Exercise brief: Write out each line of the records that has "eBike" in it.

::::::::::

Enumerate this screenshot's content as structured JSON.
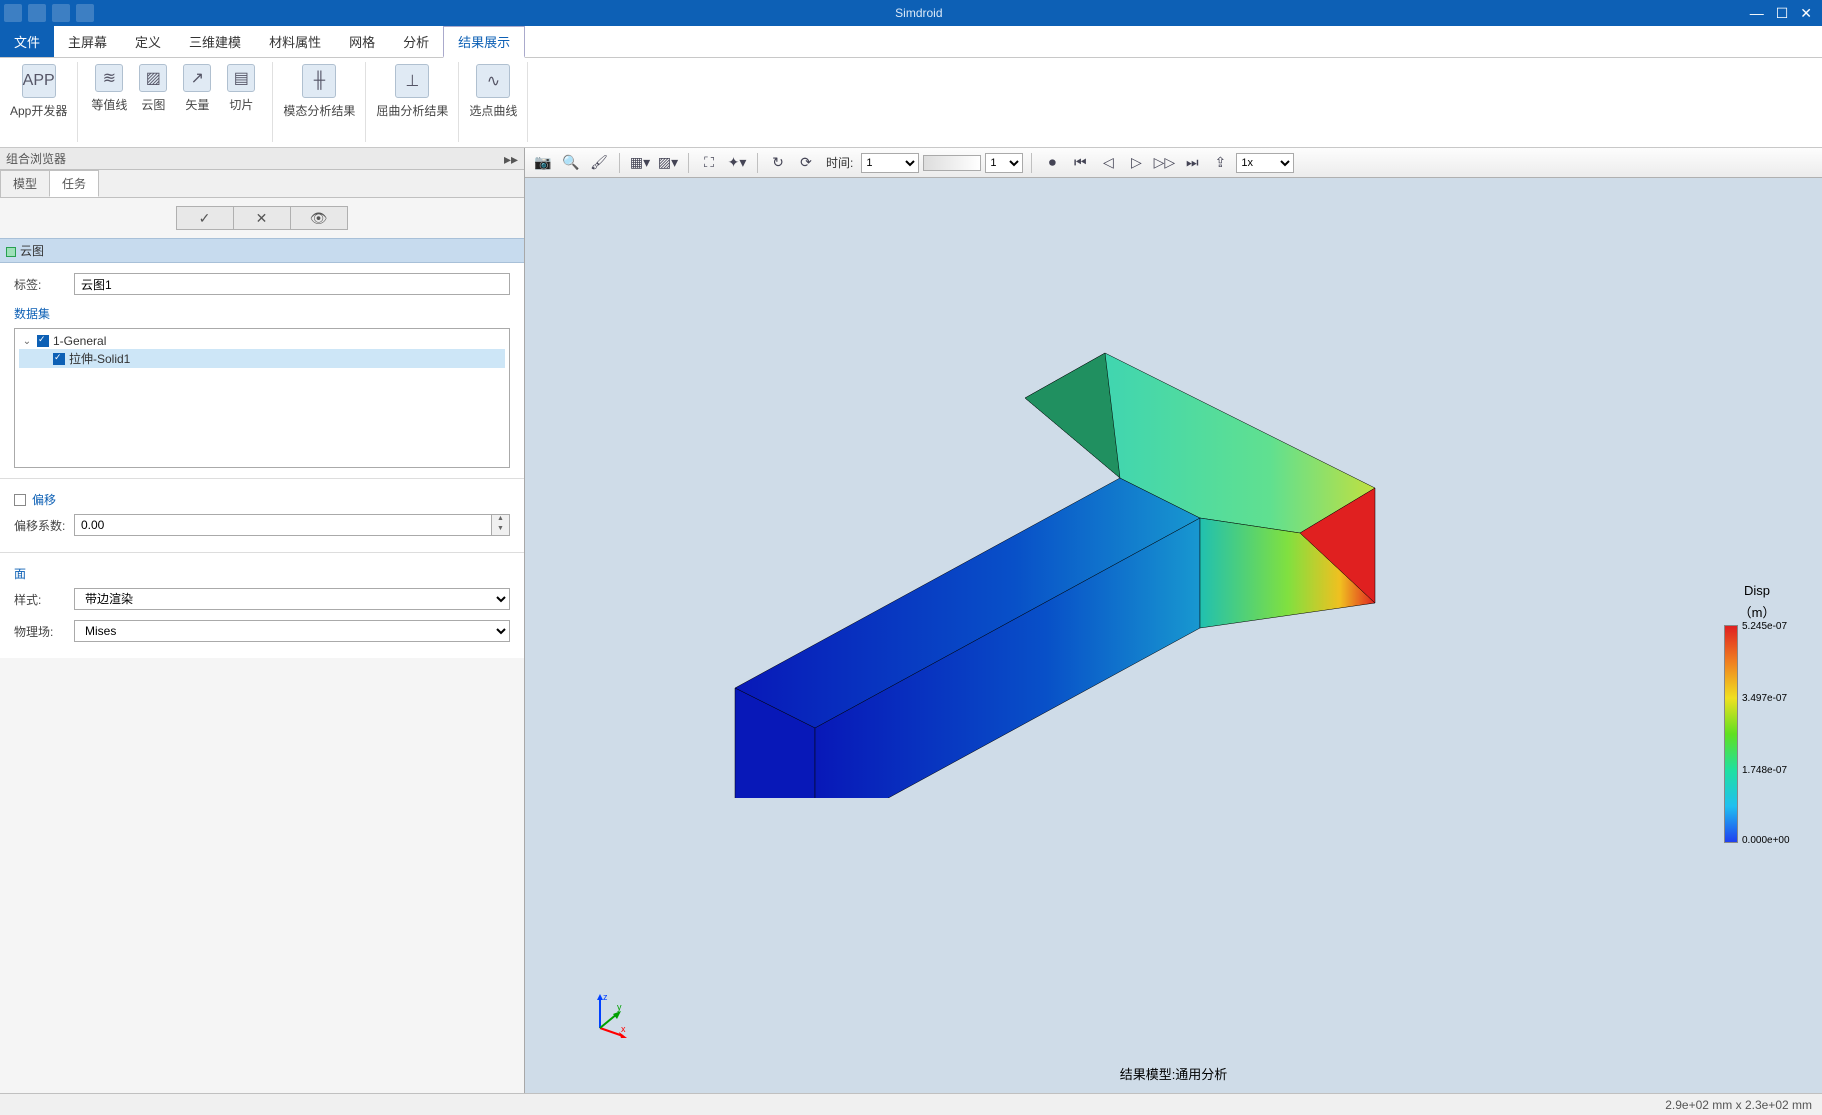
{
  "app": {
    "title": "Simdroid"
  },
  "win_controls": {
    "min": "—",
    "max": "☐",
    "close": "✕"
  },
  "menu": {
    "file": "文件",
    "items": [
      "主屏幕",
      "定义",
      "三维建模",
      "材料属性",
      "网格",
      "分析",
      "结果展示"
    ],
    "active_index": 6
  },
  "ribbon": {
    "app_dev": "App开发器",
    "contour": "等值线",
    "cloud": "云图",
    "vector": "矢量",
    "slice": "切片",
    "modal": "模态分析结果",
    "buckle": "屈曲分析结果",
    "curve": "选点曲线"
  },
  "side": {
    "panel_title": "组合浏览器",
    "tabs": {
      "model": "模型",
      "task": "任务"
    },
    "section_title": "云图",
    "label_tag": "标签:",
    "label_value": "云图1",
    "dataset_title": "数据集",
    "tree": {
      "root": "1-General",
      "child": "拉伸-Solid1"
    },
    "offset": {
      "title": "偏移",
      "coef_label": "偏移系数:",
      "value": "0.00"
    },
    "surface": {
      "title": "面",
      "style_label": "样式:",
      "style_value": "带边渲染",
      "phys_label": "物理场:",
      "phys_value": "Mises"
    }
  },
  "view_tb": {
    "time_label": "时间:",
    "time_value": "1",
    "frame_value": "1",
    "speed_value": "1x"
  },
  "colorbar": {
    "title1": "Disp",
    "title2": "（m）",
    "ticks": [
      "5.245e-07",
      "3.497e-07",
      "1.748e-07",
      "0.000e+00"
    ]
  },
  "model_label": "结果模型:通用分析",
  "status": "2.9e+02 mm x 2.3e+02 mm"
}
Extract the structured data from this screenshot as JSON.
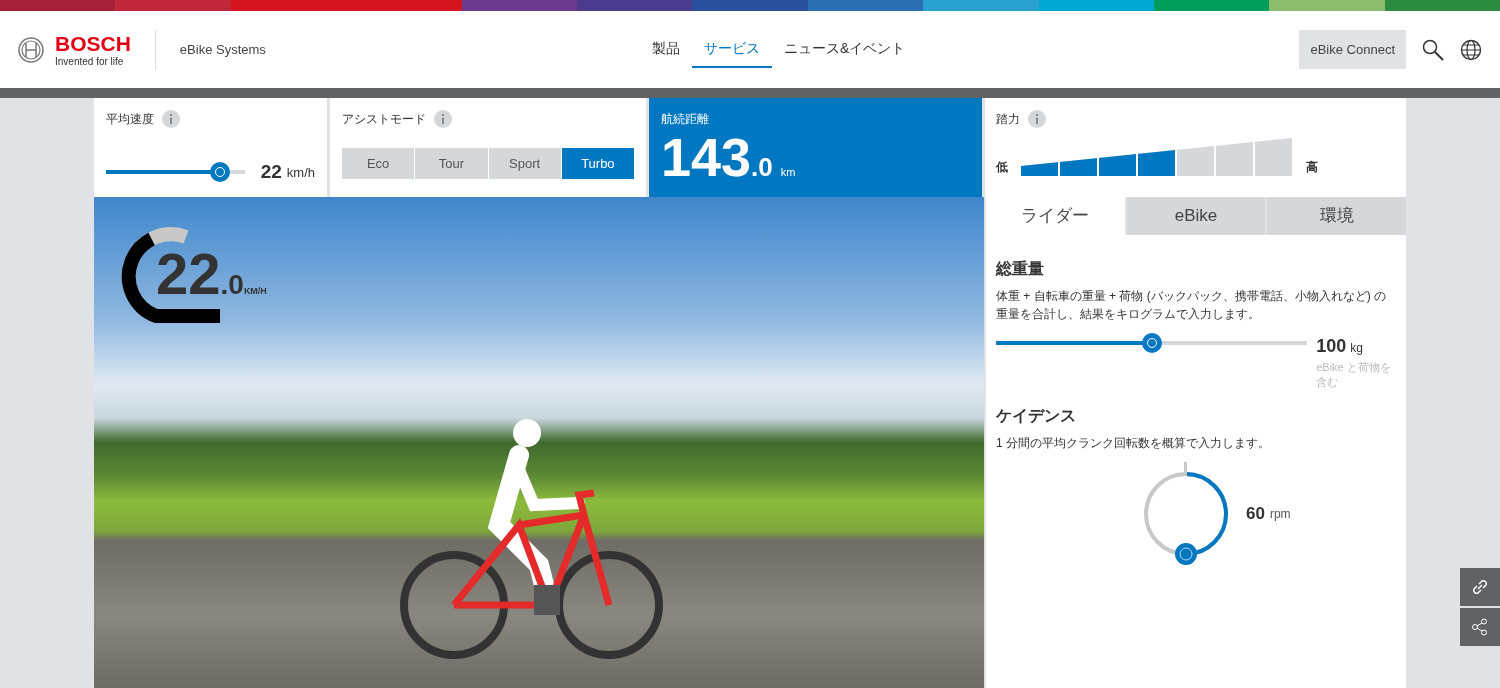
{
  "header": {
    "brand": "BOSCH",
    "tagline": "Invented for life",
    "site": "eBike Systems",
    "nav": [
      {
        "label": "製品",
        "selected": false
      },
      {
        "label": "サービス",
        "selected": true
      },
      {
        "label": "ニュース&イベント",
        "selected": false
      }
    ],
    "connect_button": "eBike Connect"
  },
  "speed": {
    "label": "平均速度",
    "level": 0.82,
    "value": "22",
    "unit": "km/h"
  },
  "assist": {
    "label": "アシストモード",
    "modes": [
      {
        "label": "Eco",
        "selected": false
      },
      {
        "label": "Tour",
        "selected": false
      },
      {
        "label": "Sport",
        "selected": false
      },
      {
        "label": "Turbo",
        "selected": true
      }
    ]
  },
  "range": {
    "label": "航続距離",
    "value": "143",
    "decimal": ".0",
    "unit": "km"
  },
  "pedal_force": {
    "label": "踏力",
    "low": "低",
    "high": "高",
    "level": 0.57
  },
  "speedometer": {
    "value": "22",
    "decimal": ".0",
    "unit": "KM/H"
  },
  "tabs": [
    {
      "label": "ライダー",
      "selected": true
    },
    {
      "label": "eBike",
      "selected": false
    },
    {
      "label": "環境",
      "selected": false
    }
  ],
  "weight": {
    "title": "総重量",
    "description": "体重 + 自転車の重量 + 荷物 (バックパック、携帯電話、小物入れなど) の重量を合計し、結果をキログラムで入力します。",
    "level": 0.5,
    "value": "100",
    "unit": "kg",
    "note": "eBike と荷物を含む"
  },
  "cadence": {
    "title": "ケイデンス",
    "description": "1 分間の平均クランク回転数を概算で入力します。",
    "level": 0.5,
    "value": "60",
    "unit": "rpm"
  }
}
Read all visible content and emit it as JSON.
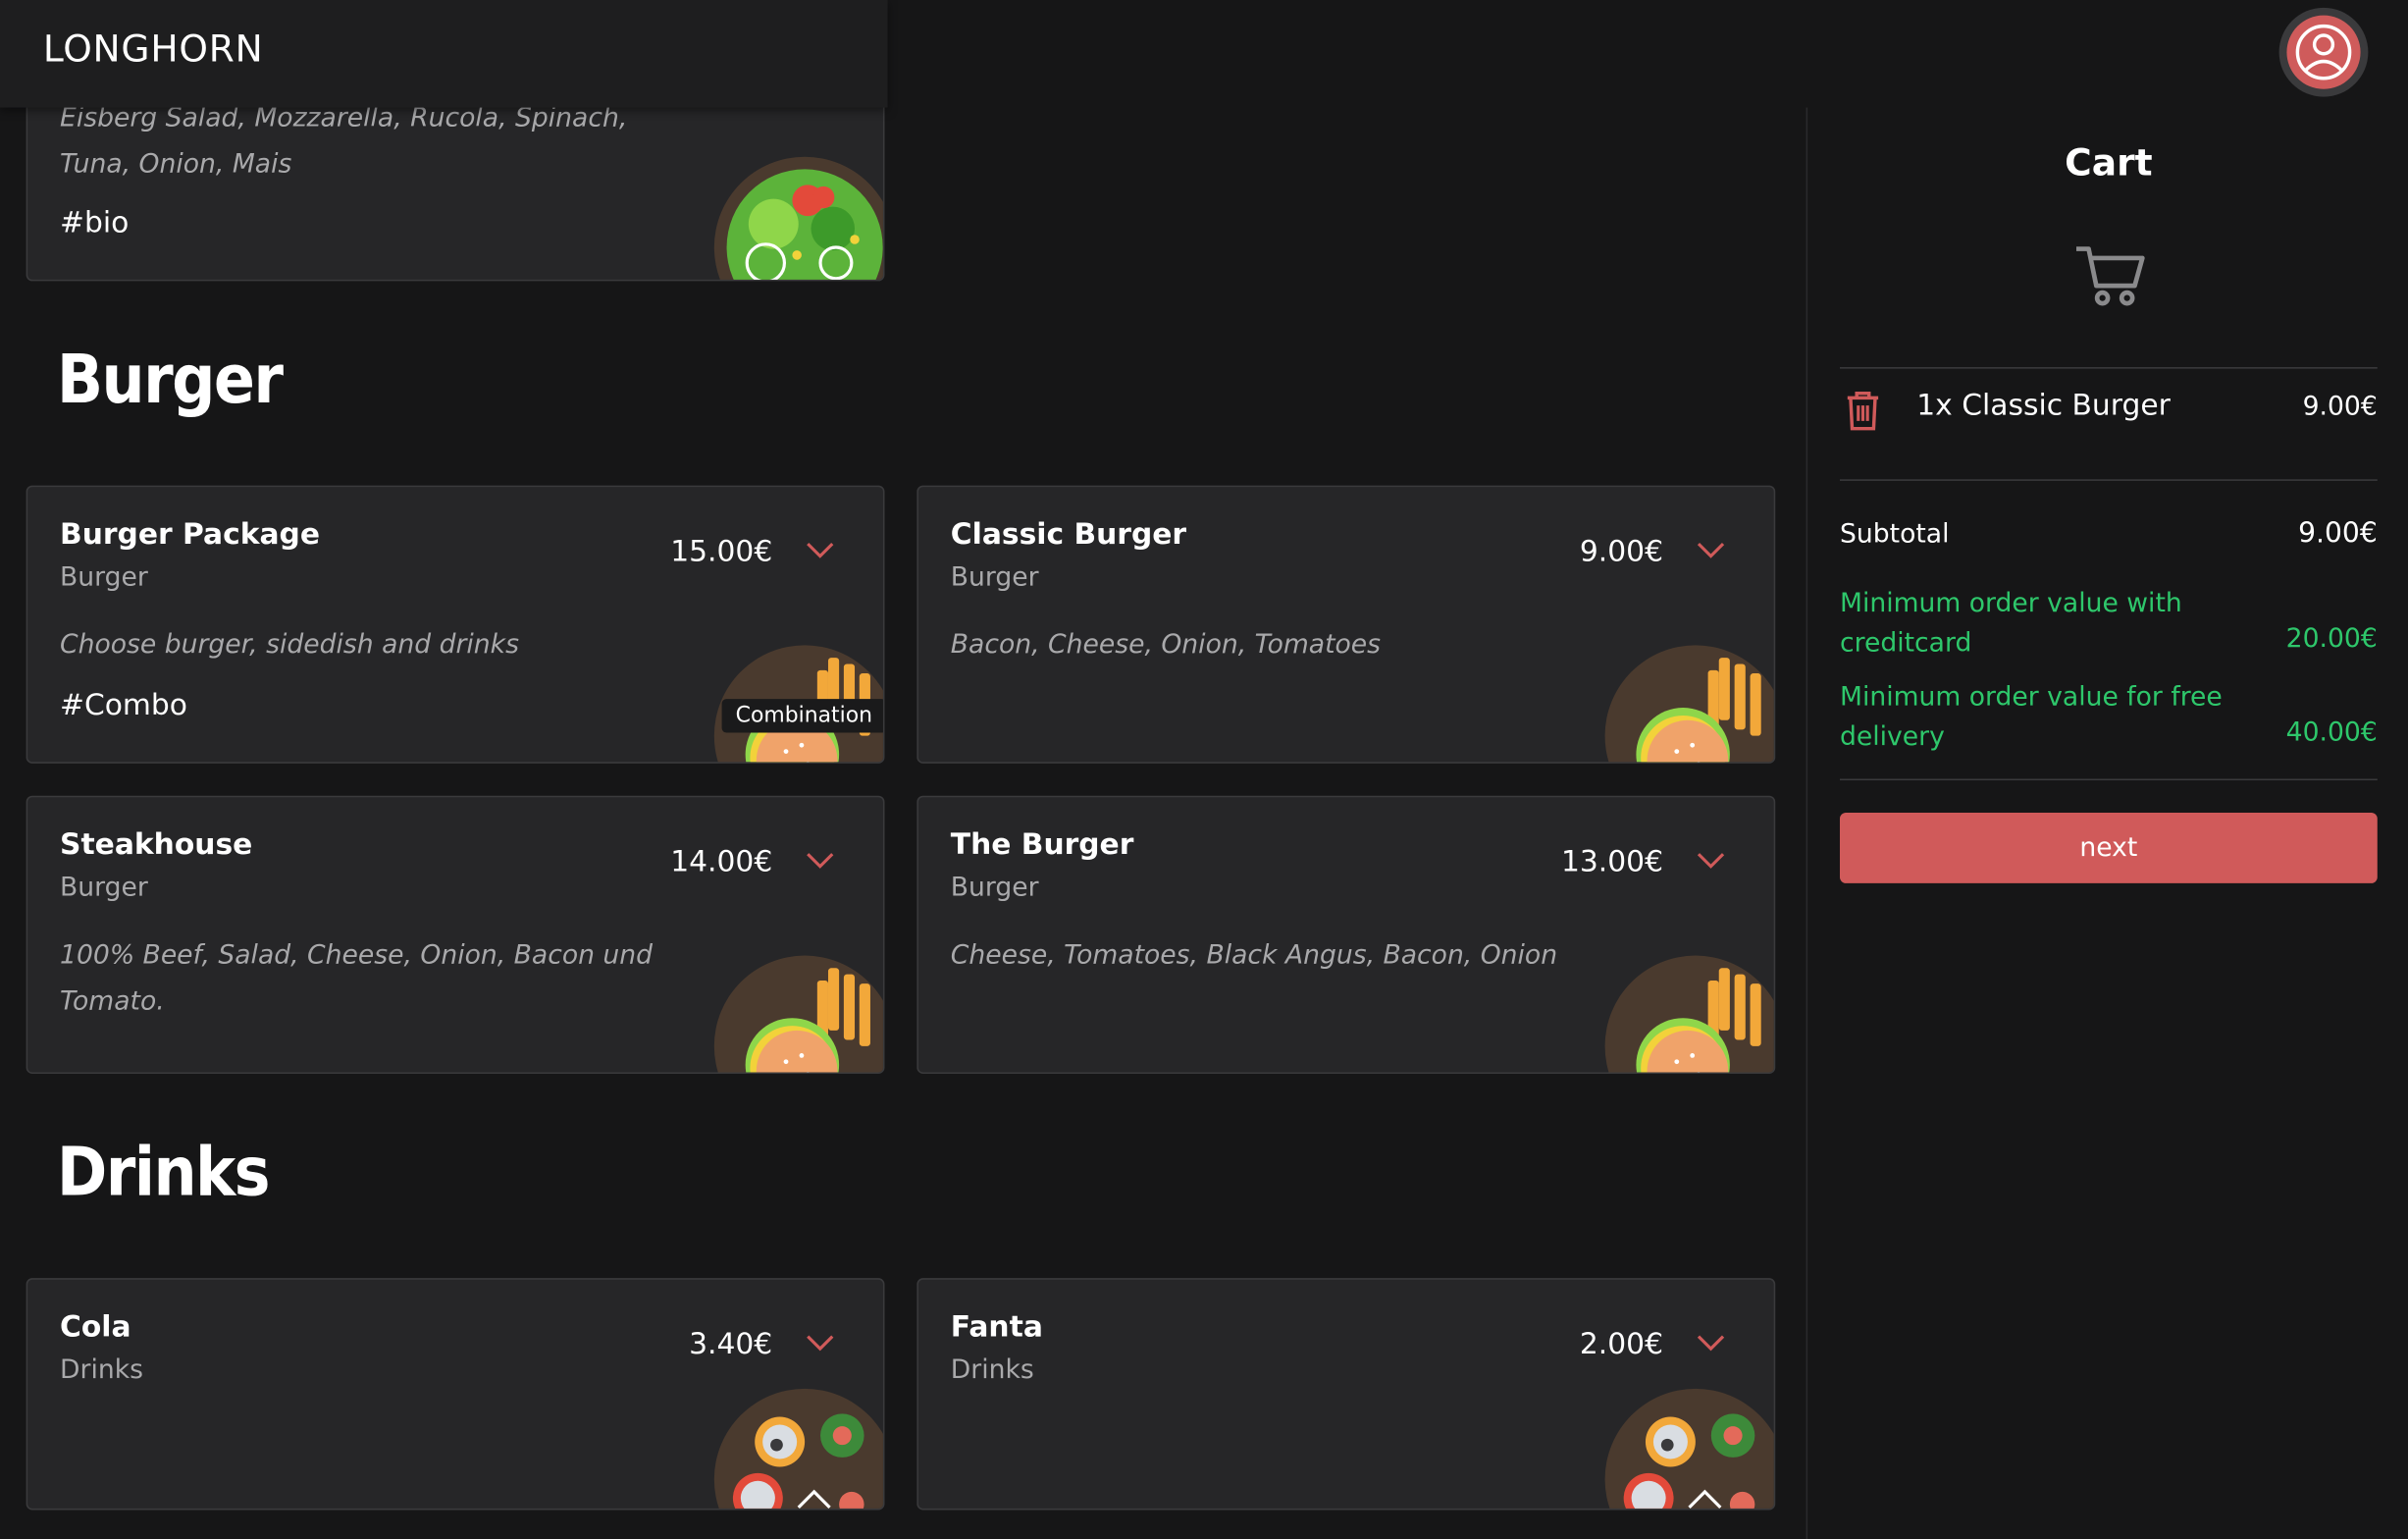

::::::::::

Task result:
    "site": "eBike Systems",
    "connect_button": "eBike Connect"
      "label": "eBike",
    "note": "eBike と荷物を含む"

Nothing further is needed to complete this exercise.